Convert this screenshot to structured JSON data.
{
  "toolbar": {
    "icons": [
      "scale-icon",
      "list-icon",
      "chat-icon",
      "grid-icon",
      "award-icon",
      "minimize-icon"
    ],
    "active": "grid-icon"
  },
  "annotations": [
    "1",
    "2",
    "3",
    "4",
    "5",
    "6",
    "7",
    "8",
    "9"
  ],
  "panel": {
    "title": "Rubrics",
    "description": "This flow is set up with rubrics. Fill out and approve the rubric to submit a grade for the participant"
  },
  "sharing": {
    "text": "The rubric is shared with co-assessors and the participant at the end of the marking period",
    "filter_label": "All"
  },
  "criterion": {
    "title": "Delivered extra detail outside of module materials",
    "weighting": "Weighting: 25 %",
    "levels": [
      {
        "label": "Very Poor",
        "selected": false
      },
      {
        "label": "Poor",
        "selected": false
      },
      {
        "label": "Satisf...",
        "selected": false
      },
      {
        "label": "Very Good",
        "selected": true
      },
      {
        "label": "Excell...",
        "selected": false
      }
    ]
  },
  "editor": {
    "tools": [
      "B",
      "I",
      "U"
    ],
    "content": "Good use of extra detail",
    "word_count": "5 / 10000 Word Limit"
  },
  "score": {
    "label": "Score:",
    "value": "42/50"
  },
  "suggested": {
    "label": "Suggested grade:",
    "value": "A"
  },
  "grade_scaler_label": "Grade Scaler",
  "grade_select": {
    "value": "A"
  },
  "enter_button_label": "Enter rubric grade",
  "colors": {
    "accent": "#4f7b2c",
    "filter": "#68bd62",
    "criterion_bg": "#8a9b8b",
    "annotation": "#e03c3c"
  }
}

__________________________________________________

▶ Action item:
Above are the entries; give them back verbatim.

▶ Reply to the exercise:
Convert this screenshot to structured JSON data.
{
  "toolbar": {
    "icons": [
      "scale-icon",
      "list-icon",
      "chat-icon",
      "grid-icon",
      "award-icon",
      "minimize-icon"
    ],
    "active": "grid-icon"
  },
  "annotations": [
    "1",
    "2",
    "3",
    "4",
    "5",
    "6",
    "7",
    "8",
    "9"
  ],
  "panel": {
    "title": "Rubrics",
    "description": "This flow is set up with rubrics. Fill out and approve the rubric to submit a grade for the participant"
  },
  "sharing": {
    "text": "The rubric is shared with co-assessors and the participant at the end of the marking period",
    "filter_label": "All"
  },
  "criterion": {
    "title": "Delivered extra detail outside of module materials",
    "weighting": "Weighting: 25 %",
    "levels": [
      {
        "label": "Very Poor",
        "selected": false
      },
      {
        "label": "Poor",
        "selected": false
      },
      {
        "label": "Satisf...",
        "selected": false
      },
      {
        "label": "Very Good",
        "selected": true
      },
      {
        "label": "Excell...",
        "selected": false
      }
    ]
  },
  "editor": {
    "tools": [
      "B",
      "I",
      "U"
    ],
    "content": "Good use of extra detail",
    "word_count": "5 / 10000 Word Limit"
  },
  "score": {
    "label": "Score:",
    "value": "42/50"
  },
  "suggested": {
    "label": "Suggested grade:",
    "value": "A"
  },
  "grade_scaler_label": "Grade Scaler",
  "grade_select": {
    "value": "A"
  },
  "enter_button_label": "Enter rubric grade",
  "colors": {
    "accent": "#4f7b2c",
    "filter": "#68bd62",
    "criterion_bg": "#8a9b8b",
    "annotation": "#e03c3c"
  }
}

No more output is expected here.